Luke 12:48
A Letter to Mary, Queen of Scotts, February 24, 1567
to Mary, Queen of Scotts, after the murder of her late husband, Henry Stuart and her cousin Lord Darnley
Mary remarried
James Hepburn
, Earl of Bothwell (who was a chief conspirator in the murder) just three months after her late husband's death
Elizabeth's Speeches Cont'd
The Doubt of Future Foes
Mentions Mary Stuart as "the daughter of debate"
On Monsieur's Departure
breaking of the marriage negotiations with the French duke of Anjou in 1582
Elizabeth's Speeches Cont'd
A Letter to
Robert Dudley
, Earl of Leicester, February 10, 1586
Leicester was for a time her suitor and possible lover. he was also for a time governor of the Dutch in the Netherlands. when he accepted the position, he enraged the Queen and was forced to resign.
Elizabeth's Speeches Cont'd
A Letter to
Sir Amyas Paule
t, August 1586
the single best known of Queen Elizabeth's letters
was written during the time Mary's support tried to murder Queen Elizabeth. News reached the Queen, and the conspirators were beheaded; Queen Mary was put under strict confinement with Sir Amyas as her keeper.

Elizabeth's Speeches Cont'd
A Letter to King James VI of Scotland,
February 14, 1587
Written after Mary, Queen of Scotts was executed for
. Elizabeth wrote this letter in order to justify herself in her own mind for executing Mary.
Elizabeth's Speeches Cont'd
Verse Exchange between Elizabeth and Sir Walter Raleigh

Sir Walter Raleigh
is writing to Elizabeth based on his feelings of abandonment brought on by the
earl of Essex's
rise of popularity in the Queen's Eyes
Elizabeth's pet name for Sir Raleigh is "
Elizabeth's Speeches Cont'd
Speech to the Troops at Tilbury
Delivered on
August 9, 1588
to repel the Spanish Armada in Tilbury in Essex
"I know i have the body but of a weak and feeble woman; but i have the heart and stomach of a king, and of a king of England too- and take foul scorn that Parma or any Prince of Europe should dare to invade the borders of my realm...."
Elizabeth's Speeches Cont'd
The Golden Speech
, November 20, 1601
a speech spoken during the Queen's last Parliament
in this speech she thanks the House of Commons and recaps the duties, successes, and attributes of her reign
Edmund Spenser
Spenser attended Merchant Taylor's School, Pembroke College, and Cambridge where he ultimately earned his M.A. in 1576

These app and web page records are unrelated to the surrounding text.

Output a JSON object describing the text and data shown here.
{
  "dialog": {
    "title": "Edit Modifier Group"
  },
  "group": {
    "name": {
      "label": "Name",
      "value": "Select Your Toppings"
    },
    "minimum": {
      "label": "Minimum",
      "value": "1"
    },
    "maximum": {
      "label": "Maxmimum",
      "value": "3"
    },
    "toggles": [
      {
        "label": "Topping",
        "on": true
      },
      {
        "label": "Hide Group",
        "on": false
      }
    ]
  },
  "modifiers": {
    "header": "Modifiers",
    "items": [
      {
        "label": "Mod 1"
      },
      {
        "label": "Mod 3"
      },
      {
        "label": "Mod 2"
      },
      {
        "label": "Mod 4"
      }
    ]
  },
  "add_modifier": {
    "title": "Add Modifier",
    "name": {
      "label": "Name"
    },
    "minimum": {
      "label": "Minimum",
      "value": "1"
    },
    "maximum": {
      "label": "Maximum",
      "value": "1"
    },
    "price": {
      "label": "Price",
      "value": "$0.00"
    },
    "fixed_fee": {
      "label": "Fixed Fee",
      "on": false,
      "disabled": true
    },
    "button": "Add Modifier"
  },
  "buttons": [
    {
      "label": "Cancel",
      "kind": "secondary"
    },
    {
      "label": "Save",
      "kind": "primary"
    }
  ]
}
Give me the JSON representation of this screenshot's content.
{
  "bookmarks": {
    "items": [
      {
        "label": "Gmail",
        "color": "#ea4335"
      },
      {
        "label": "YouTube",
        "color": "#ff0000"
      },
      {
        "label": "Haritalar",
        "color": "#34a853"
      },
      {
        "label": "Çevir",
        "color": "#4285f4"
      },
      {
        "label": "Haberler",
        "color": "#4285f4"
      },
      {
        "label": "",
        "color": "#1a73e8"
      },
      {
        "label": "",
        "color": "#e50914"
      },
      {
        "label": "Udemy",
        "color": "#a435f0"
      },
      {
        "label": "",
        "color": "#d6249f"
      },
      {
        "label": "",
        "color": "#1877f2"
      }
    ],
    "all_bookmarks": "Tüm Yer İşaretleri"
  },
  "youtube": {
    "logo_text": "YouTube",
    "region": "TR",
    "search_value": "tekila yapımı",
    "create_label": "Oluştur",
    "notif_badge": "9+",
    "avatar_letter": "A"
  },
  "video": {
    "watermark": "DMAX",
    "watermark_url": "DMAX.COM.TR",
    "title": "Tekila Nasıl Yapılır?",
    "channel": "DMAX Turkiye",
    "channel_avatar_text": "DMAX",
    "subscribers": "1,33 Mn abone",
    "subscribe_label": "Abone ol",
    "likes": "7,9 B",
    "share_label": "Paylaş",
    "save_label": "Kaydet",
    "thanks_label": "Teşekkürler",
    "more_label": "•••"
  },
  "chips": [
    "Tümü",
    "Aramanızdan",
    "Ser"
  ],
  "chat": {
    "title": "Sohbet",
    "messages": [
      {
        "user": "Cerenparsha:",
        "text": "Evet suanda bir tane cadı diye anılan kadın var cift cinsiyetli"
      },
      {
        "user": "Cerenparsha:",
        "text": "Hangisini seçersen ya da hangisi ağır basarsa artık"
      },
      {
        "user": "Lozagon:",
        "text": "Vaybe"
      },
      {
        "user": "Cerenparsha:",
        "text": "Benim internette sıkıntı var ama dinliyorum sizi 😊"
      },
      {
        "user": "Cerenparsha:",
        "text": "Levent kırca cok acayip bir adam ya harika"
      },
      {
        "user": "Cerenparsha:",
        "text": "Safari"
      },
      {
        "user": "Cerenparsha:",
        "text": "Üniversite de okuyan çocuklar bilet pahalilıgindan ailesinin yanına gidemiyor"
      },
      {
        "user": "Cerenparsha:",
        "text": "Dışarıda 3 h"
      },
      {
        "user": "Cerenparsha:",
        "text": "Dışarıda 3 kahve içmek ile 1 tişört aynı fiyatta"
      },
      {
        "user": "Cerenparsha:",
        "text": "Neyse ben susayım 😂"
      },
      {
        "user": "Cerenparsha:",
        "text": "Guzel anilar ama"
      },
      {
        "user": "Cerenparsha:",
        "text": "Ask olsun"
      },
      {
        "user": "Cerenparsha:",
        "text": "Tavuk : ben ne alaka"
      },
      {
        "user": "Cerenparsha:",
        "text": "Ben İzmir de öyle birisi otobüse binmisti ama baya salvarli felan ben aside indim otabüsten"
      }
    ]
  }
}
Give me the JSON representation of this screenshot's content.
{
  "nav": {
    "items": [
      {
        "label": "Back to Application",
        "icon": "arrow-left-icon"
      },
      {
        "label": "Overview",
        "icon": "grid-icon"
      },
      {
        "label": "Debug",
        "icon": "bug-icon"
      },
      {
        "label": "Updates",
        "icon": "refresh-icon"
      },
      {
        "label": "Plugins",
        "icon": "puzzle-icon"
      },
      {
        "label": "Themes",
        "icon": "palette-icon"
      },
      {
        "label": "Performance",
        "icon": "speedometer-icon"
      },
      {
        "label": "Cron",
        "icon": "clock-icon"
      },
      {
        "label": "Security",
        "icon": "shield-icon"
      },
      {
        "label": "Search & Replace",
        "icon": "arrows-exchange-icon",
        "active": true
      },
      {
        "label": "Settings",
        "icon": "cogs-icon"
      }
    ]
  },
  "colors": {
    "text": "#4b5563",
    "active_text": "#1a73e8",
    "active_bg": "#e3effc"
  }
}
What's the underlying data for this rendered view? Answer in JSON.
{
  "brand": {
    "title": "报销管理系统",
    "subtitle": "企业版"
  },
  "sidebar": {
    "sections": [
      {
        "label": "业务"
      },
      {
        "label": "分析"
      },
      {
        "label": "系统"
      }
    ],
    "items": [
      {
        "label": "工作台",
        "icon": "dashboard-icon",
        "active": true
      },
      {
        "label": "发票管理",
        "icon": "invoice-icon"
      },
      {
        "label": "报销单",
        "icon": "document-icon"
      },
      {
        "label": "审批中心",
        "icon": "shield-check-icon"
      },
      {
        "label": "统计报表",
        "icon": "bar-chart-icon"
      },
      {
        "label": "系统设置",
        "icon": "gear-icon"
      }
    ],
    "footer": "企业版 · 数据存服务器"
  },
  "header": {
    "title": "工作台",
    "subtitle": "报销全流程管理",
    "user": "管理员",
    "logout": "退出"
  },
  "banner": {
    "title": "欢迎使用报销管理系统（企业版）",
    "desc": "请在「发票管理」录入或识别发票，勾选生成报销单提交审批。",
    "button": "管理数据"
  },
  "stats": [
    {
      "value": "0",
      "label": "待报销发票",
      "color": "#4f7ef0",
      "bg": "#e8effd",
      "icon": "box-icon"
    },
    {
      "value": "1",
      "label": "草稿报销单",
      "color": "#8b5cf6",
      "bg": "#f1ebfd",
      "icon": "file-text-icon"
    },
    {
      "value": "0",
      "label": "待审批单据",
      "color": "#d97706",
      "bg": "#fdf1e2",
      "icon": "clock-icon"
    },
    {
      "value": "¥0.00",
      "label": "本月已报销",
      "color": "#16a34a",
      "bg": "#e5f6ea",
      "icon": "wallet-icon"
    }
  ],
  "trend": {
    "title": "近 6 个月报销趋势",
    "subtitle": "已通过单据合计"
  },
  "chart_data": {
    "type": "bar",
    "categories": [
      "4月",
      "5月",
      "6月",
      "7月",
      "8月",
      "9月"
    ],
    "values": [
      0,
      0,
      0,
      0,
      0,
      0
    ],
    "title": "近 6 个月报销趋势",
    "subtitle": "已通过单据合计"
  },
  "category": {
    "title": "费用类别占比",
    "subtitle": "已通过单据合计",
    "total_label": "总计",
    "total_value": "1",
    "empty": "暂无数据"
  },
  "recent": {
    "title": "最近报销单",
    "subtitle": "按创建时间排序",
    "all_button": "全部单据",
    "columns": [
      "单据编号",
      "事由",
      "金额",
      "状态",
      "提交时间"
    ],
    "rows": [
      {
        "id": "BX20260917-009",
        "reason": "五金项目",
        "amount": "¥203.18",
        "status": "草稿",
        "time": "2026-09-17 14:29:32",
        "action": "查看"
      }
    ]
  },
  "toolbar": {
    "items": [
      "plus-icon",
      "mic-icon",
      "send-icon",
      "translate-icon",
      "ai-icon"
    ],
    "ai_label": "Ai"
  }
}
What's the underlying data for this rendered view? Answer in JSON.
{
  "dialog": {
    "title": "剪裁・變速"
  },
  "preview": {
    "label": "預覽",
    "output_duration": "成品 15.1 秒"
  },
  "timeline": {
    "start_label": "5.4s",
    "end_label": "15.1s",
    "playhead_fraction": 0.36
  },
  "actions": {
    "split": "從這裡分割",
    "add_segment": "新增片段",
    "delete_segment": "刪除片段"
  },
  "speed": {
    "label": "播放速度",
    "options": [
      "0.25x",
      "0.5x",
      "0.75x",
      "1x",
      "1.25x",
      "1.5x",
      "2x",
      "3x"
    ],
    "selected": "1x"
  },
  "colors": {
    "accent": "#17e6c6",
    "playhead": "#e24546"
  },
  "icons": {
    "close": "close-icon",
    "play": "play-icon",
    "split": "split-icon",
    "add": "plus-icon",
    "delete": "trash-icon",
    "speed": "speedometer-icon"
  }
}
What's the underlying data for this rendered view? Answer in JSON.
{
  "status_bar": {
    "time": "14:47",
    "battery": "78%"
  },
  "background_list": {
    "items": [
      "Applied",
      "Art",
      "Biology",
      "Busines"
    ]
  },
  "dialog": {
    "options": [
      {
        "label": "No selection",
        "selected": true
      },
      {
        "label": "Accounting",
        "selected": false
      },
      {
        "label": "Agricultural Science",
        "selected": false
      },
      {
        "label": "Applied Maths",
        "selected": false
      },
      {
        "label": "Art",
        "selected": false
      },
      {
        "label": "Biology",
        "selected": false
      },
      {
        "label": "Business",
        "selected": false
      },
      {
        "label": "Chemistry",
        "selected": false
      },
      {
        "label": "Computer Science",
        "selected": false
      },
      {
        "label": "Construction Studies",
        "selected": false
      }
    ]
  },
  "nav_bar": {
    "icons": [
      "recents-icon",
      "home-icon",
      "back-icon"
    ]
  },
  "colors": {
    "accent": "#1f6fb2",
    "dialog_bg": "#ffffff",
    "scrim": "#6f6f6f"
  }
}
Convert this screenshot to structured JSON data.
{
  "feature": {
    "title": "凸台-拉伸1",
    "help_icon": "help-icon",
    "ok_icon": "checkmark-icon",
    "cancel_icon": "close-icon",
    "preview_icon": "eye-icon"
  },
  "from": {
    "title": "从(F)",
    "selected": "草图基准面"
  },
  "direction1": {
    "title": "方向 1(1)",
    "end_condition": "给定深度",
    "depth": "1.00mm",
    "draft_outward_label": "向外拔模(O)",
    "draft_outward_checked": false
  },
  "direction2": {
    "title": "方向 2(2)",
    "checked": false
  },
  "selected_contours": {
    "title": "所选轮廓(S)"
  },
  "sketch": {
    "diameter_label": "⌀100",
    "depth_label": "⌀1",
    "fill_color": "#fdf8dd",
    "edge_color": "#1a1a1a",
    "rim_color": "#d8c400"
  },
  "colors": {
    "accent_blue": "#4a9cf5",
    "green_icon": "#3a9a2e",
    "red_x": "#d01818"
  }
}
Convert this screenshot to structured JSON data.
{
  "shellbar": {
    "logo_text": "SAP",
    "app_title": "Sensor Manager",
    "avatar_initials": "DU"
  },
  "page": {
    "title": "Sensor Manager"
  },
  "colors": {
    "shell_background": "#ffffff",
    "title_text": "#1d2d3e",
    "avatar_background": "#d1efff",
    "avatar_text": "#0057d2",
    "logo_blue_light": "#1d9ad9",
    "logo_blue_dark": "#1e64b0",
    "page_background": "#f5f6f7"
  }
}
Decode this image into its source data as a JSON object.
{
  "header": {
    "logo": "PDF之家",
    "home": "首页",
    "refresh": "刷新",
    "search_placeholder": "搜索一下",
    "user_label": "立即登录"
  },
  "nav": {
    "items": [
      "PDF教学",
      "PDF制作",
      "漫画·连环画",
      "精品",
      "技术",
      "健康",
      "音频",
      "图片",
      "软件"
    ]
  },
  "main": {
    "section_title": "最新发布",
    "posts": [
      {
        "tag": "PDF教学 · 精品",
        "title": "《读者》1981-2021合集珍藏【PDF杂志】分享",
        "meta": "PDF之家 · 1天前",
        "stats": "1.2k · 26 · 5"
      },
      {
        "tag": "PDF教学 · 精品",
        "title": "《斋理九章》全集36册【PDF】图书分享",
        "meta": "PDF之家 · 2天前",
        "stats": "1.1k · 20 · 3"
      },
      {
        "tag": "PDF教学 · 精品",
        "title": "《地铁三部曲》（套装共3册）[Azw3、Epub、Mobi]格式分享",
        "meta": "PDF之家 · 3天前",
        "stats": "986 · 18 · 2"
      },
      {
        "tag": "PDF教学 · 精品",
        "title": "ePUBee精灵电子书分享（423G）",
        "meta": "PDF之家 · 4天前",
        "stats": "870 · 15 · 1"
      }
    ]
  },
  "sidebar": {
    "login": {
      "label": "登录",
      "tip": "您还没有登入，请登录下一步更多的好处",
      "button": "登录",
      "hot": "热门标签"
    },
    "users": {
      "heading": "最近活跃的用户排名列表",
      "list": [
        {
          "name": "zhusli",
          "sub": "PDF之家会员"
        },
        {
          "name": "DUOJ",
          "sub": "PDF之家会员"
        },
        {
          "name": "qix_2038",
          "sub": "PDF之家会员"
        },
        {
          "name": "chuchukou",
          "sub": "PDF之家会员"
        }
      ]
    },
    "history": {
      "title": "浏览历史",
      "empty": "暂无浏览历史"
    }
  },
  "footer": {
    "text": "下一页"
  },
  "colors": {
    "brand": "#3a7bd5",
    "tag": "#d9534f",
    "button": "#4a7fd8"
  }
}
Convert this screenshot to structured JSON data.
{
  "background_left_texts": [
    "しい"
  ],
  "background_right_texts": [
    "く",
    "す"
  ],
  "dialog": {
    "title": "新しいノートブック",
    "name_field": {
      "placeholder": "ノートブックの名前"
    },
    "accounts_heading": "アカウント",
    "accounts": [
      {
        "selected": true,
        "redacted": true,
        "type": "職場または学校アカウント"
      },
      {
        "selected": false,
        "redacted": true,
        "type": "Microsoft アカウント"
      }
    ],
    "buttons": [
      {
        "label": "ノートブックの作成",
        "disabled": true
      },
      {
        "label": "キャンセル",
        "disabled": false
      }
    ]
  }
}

during his work with Leicester, he came to know Sir Philip Sydney and Sir Edward Dyer
sought to promote English poetry, especially with The Shepheardes Calendar, published 1579
also in 1579, Spenser relocated to ireland to become aide to
Lord Grey of Wilton
Edmund Spenser Cont'd
With the help of Sir Walter Raleigh, Spenser traveled back to England to publish the first three books of
The Fairie Queene
he was rewarded a pension of 50 pounds a year for his work
published the six-book series in 1596
passed a way in January of 1599
buried in the "
Poet's Corner
" of Westminster Abbey
A Few of Spenser's Works
The Shepheardes Caldender,
the Faerie Queen
Colin Clouts Come Home Againe
A View of the Present State of Ireland
Edmund Spenser: the Works
The Shepheardes Calendar
12 eclogues for each month of the year
the work as a whole is attributed to E.K.
deliberately written in psuedo-Chaucerian language
diction allowed for satirical and controversial comments on sensitive topics, specifically Queen Elizabeth's reign
The Shepheardes Calender: October
the first line of the poem echoes Chaucerian Language; direct quote to Chaucer's works
"under the shadow of his wing" and Sir Philip Sidney
about to characters:
Piers and Cuddie
poetry and muses: who is willing to chase love?
"why do so many not understand the love and affliction that beset those in love?"
The Sheapherdes Calendar: October
Each eclogue written to stand alone
published around the same time as Queen Elizabeth's engagement to the Earl of Leicester, served as a type of "
" to the proposal
opening possesses seasonal characteristics for the village toil and celebrations of the year
Anne Boleyn
November 17, 1558
Verses Written With a Diamond
January 15, 1559
January 28, 1563
James Hepburn
The Doubt of Future Foes
On Monsieur's Departure
Robert Dudley
Sir Amyas Paulet
February 14, 1587
Sir Walter Raleigh
Earl of Essex
August 9, 1588
the Golden Speach
Lord Grey of Wilton
The Faerie Queen
The Poet's Corner
Shepheardes Calendar
Piers and Cuddie
Full transcript